Leadership is an action that people witness throughout their entire life. It begins the moment we are born by observing doctors, parents, caretakers and continues on through teachers, governing bodies, employers and so forth. We are continuously exposed to numerous examples of leadership which influences everyone differently.
It is a common observation that people display varying degrees of leadership qualities. Many experts write that leadership is a learned trait or skill. Others argue that some individuals are predisposed to having greater amounts of leadership qualities. A debate over whom is correct is a conversation for another day.
However, it is safe to say that environments are a dominant factor in the degree of leadership qualities a person displays. A common example includes individuals that are the CEO of their household but when at work fade away amongst peers. At home these individuals display leadership qualities such as; resilience, emotional intelligence, passion, communication, delegation, positivity, loyalty, decisiveness, confidence, vision, problem solving, perspective, motivation, empathy, influence, and so many more. The members of their household look to them for comfort, guidance, and direction. These individuals are their pillars.

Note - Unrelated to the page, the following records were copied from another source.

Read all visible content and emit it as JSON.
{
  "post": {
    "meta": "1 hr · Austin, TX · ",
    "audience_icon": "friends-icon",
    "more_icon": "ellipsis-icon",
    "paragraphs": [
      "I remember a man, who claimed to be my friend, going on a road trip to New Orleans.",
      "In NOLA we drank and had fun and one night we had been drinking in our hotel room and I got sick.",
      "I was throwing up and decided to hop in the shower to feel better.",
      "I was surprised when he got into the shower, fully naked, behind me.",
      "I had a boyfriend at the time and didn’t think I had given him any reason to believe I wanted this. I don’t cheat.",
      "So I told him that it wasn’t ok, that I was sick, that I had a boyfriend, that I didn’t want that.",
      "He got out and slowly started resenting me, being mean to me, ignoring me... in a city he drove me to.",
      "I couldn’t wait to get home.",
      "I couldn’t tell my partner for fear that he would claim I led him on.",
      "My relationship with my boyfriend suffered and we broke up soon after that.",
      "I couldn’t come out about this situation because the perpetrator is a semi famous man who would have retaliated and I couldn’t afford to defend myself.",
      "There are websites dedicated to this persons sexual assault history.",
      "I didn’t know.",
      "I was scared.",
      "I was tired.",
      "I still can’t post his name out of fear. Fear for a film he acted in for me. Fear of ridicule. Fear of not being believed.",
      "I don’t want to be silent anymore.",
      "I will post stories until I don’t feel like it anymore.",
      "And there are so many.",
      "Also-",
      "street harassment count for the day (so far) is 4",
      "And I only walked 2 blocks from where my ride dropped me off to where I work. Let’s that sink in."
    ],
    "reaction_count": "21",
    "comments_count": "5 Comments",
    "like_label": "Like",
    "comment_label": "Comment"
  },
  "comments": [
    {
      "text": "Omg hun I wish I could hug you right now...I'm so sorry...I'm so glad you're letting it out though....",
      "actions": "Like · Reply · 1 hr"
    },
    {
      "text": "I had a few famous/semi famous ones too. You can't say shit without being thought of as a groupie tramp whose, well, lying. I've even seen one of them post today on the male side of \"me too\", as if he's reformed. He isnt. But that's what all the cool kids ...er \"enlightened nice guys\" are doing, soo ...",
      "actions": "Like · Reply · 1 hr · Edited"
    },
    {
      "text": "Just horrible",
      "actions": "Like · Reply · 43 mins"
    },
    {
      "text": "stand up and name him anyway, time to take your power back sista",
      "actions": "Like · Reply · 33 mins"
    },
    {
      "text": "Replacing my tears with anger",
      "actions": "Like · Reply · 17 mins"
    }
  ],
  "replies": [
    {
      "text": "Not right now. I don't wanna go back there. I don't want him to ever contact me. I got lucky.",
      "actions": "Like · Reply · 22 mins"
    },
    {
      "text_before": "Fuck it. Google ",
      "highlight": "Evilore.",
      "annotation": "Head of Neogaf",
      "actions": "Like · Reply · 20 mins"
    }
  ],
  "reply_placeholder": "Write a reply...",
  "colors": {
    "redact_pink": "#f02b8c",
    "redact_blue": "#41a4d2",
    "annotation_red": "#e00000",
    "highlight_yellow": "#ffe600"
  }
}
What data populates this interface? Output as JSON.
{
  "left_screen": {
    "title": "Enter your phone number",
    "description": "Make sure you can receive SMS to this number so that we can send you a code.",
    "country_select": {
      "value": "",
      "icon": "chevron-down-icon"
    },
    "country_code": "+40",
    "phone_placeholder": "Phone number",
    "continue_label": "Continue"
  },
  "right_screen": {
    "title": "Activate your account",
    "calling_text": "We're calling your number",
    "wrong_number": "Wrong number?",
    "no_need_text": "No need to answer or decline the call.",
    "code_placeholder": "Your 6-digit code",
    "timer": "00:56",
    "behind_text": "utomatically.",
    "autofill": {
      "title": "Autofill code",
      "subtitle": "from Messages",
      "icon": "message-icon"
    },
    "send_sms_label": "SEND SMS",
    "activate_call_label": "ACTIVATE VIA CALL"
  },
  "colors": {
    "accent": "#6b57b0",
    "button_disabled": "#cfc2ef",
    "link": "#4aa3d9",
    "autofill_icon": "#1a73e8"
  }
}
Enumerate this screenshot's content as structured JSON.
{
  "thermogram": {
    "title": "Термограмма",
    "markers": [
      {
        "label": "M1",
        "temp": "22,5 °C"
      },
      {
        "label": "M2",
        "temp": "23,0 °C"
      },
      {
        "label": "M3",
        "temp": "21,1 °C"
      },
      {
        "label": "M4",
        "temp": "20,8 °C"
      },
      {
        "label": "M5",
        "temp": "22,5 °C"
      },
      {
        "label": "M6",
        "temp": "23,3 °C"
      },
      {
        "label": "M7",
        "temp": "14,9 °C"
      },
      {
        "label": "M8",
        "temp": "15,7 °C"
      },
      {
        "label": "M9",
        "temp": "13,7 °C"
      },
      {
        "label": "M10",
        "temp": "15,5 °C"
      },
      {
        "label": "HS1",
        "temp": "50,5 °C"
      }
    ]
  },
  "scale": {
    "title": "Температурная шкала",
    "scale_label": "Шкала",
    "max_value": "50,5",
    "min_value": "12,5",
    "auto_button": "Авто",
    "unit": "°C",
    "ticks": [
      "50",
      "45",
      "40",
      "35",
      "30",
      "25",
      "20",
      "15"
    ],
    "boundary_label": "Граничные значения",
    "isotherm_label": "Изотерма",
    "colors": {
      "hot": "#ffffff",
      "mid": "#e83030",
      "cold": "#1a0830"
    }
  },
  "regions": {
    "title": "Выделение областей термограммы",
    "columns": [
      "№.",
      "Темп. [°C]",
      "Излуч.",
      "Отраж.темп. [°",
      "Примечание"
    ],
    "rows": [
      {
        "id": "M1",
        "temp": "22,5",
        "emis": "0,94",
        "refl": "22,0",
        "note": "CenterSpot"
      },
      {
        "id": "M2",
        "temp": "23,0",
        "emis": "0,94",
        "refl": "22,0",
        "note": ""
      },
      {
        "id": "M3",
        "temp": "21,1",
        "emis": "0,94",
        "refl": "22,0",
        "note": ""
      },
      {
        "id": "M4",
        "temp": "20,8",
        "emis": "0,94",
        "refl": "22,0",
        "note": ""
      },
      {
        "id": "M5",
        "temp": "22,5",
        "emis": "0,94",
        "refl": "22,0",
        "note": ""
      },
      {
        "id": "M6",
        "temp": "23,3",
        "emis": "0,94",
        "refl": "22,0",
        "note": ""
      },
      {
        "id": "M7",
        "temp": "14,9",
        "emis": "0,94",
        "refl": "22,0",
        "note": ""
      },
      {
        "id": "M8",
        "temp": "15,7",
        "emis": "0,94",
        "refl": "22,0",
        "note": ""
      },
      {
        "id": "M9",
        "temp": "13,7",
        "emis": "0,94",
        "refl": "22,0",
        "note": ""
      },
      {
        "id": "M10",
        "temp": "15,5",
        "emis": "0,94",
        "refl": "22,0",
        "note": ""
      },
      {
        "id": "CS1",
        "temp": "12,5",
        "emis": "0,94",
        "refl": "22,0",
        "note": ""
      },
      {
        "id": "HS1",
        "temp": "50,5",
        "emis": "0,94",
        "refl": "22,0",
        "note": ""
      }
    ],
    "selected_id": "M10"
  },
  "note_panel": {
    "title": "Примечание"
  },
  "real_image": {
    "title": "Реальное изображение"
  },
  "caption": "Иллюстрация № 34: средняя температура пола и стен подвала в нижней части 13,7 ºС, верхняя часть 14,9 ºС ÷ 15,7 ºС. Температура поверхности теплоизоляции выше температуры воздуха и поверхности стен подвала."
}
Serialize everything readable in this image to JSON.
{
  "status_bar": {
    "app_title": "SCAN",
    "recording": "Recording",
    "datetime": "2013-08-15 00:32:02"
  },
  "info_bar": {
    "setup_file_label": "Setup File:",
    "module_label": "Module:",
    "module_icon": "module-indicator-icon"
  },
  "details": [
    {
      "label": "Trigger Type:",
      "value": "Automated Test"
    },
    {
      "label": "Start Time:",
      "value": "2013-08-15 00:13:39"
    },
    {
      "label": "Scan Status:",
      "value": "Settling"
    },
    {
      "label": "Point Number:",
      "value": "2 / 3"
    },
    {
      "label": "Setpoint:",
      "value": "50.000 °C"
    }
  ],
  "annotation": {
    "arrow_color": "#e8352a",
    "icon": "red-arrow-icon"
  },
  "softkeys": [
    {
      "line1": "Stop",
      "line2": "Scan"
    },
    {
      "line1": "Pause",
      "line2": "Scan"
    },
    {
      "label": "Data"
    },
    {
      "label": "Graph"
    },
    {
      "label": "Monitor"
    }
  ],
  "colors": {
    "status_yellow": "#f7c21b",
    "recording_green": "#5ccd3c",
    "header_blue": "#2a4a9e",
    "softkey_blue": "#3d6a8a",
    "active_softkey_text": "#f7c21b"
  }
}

Oddly though, when removed from the household and observed in a job environment, these individuals shed or hide leadership qualities and assume the role of the follower. In many cases this behavior persists even though authority figures such as management are requesting they take on leadership roles. One might guess that these individuals possess some sort of mental block preventing them from unlocking the leadership qualities they routinely perform in the household.
As previously mentioned, a number of experts hypothesize that people are either born with or without leadership traits. They suggest this population is distributed across a bell curve with the vast majority of people falling into the potential to learn and grow range.
A logical assumption is that individuals, such as our household CEO, possess the required traits but lack the ability to expand beyond comfortable environments. A leadership role in a household is typically absent of challenges from adversaries or competitors. There is also a high level of confidence fueled by an absolute understanding of all operations to a degree higher than anyone else in the household. This comprehensive knowledge serves as the foundation for the safe environment.
In contrast these individuals may not feel confident, informed, or able to withstand challenges at their place of work. Work settings by nature are competitive. Businesses are not democracies nor always meritocracies. These complex environments promote competition amongst their workforce to identify members that will further the success of the company. Competition by definition is to defeat or establish superiority over others. Challenges from peers and the like is ingrained within the culture.
Company management amplifies the negative pressure on these individual further suppressing the emergence of leadership qualities. Asserting oneself as a leader within the hierarchy of a company requires a measured level of planning and execution. Anxiety and fear are natural emotions associated with stepping outside a comfort zone. Taking a position in contrast to leadership or having a decision declared inaccurate or inappropriate would be embarrassing and diminish credibility. The risks associated with such actions can easily be viewed as not worth the benefits.
Another hypothesis experts suggest is that individuals whom desire to grow as leaders need to become more enlightened about themselves. Individuals, such as the household CEO, have already demonstrated leadership qualities; therefore introspection is necessary to analyze the emotional and tangible differences associated with environments. Self-awareness along with the acceptance of honest feedback are integral components to acquiring the necessary data to perform this analysis.
Individuals must be honest with themselves. They need to accept what their fears are. Who intimidates them and why. What intimidates them and why. What the perceived risk of failure is. What their goals are. Why success is important and an evaluation of their current leadership qualities across different environments. These are only a few of the types of questions that must be answered. Finding these answers is not a solo journey. Trusted confidants must be identified. Solicited and unsolicited feedback must be received without defensiveness.
The next step is execution. Individuals must find the courage to step outside their comfort zone and take action. They must accept the risk of failure and learn to perform in an uncomfortable space. Taking this step is not easy and should be terrifying for most. One positive notion to hold on to is the successes demonstrated throughout other parts of their life.
Thank you for reading.
About the Author: My name is Ion King and I am the Chief Officer at SimDnA. My focus is on helping others passionate about growing careers in Data Science & Analytics achieve their goals. Connect with me on LinkedIn or find more of my articles on medium
Images: Photo by Markus Spiske on Unsplash
This article is a reflection of my opinion with additional information gathered from the sources referenced below: